31. 'Believe' by Mumford & Sons - most critics tend to give Mumford & Sons a lot of grief for their overwrought pretensions towards folk rock that lack in grit and texture, to say nothing of lyrics that really stick the landing. And on some level, the band can be a little insufferable, especially considering they're plainly taking it all very seriously, but at their best, they can write grooves and melodies that are pretty damn impressive and propulsive. So when I heard the band was dropping a new single for an upcoming album, I was curious to hear where they'd take their sound - and they certainly found a new sound, and it's not folk rock at all. Ditching the banjo, Mumford & Sons have gone electric - and as such have found a sound somewhere between The National, Imagine Dragons, and mid-period Coldplay. So why the hell am I so underwhelmed? Well, maybe it's because the song takes until after the second chorus to kick the guitar into its snarl, with only percussion and a pretty minimal bass line to drive the groove. Maybe it's because the guitars are placed too far back in the mix to bring fire to match the drums, or the washed out guitar that provides the faintest hint of background texture, or the fact that lead singer Marcus Mumford doesn't actually spit fire and power in his delivery. For once, I actually do like the lyrics - a crisis of faith in a relationship - but it's nowhere near as visceral as gripping as it should be. And if this is where Mumford & Sons are taking their sound... well, I might have reason to be concerned about that next album. Yikes.

So that was our week, and overall, for the most part the surprises turned out pretty well. Not all of them: 'Games' by Luke Bryan easily snags Worst of the Week for being a total mess, and I'm giving Dishonourable Mention to 'Believe' by Mumford & Sons for being a lead-off single with no real propulsive energy, which is inexcusable if they're going electric and were at their best with killer grooves. But for best of the week... yeah, Honourable Mention will go Tim McGraw & Catherine Dunn's 'Diamond Rings & Old Barstools', which leaves 'Bills' by LunchMoney Lewis to snag the top spot. Hope to hear more from the guy, and if the charts behave, he could end up having a very good spring and summer!

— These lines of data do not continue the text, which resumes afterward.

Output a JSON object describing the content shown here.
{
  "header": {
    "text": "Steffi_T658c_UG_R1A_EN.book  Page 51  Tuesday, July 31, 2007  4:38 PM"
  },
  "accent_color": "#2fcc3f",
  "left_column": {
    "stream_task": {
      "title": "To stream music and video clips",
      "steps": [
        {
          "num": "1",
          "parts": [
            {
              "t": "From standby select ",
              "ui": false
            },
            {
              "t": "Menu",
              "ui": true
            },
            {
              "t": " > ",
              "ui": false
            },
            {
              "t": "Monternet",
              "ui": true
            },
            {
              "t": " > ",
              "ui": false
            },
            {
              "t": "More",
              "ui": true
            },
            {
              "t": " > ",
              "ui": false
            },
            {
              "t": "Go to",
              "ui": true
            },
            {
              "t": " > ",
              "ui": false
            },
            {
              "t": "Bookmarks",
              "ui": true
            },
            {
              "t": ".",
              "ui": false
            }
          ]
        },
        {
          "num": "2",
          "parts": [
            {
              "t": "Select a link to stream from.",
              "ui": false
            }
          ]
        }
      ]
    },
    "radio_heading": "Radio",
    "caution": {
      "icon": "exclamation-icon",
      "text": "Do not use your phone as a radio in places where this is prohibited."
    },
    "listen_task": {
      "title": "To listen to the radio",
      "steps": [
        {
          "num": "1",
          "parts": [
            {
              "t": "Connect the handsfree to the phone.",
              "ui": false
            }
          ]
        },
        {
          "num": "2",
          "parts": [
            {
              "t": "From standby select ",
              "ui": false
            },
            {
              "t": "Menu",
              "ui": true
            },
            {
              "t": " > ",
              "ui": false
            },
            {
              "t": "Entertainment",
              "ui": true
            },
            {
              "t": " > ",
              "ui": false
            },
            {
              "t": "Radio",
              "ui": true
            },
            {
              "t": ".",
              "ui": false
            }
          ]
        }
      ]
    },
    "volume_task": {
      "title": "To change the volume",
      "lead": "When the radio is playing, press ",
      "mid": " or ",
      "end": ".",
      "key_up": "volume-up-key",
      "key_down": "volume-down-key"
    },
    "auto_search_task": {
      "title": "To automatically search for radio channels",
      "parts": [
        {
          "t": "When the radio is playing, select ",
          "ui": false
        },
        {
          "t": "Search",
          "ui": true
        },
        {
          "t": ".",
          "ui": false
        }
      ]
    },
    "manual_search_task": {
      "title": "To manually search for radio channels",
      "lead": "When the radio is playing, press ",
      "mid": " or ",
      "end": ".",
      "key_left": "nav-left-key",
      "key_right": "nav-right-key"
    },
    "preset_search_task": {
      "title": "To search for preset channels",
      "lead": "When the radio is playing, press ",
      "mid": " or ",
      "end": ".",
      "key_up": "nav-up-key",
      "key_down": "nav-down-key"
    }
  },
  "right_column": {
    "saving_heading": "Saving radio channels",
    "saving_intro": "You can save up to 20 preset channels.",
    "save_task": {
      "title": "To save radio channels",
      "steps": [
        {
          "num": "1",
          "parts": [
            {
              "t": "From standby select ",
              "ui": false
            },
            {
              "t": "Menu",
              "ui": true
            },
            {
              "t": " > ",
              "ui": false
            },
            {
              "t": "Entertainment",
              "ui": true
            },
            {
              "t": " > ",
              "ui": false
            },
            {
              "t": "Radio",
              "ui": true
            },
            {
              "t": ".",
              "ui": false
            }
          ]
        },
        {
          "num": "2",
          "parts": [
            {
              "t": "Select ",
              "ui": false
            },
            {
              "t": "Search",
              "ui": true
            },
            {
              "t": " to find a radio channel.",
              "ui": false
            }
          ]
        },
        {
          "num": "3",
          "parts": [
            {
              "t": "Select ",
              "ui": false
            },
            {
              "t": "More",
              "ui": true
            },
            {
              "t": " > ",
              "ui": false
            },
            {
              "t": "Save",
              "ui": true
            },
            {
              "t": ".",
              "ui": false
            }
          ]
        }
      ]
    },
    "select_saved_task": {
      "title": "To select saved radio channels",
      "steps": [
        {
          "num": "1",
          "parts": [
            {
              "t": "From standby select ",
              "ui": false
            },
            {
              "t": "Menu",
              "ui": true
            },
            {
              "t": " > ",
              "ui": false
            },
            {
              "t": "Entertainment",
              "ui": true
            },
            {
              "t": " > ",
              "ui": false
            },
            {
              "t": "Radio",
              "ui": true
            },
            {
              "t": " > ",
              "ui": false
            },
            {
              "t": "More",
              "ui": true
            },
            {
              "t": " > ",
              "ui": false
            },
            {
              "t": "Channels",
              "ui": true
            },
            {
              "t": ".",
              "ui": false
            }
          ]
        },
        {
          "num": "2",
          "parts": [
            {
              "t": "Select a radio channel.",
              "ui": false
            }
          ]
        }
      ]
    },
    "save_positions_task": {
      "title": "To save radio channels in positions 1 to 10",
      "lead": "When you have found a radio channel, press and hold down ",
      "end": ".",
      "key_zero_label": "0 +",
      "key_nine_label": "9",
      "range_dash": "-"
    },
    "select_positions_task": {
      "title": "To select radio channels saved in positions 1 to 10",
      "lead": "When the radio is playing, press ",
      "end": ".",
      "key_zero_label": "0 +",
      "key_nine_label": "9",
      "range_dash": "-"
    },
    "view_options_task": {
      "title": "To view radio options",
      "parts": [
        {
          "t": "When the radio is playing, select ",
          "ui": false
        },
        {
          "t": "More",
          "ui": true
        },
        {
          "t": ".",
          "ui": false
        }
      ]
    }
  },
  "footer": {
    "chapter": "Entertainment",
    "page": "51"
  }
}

  1. I'm shocked you didn't comment on Geronimo entering Top 50

    1. Most of the reason that got the jump up was because an album it was featured on dropped, but yeah.

    2. I actually did not know this, thank you.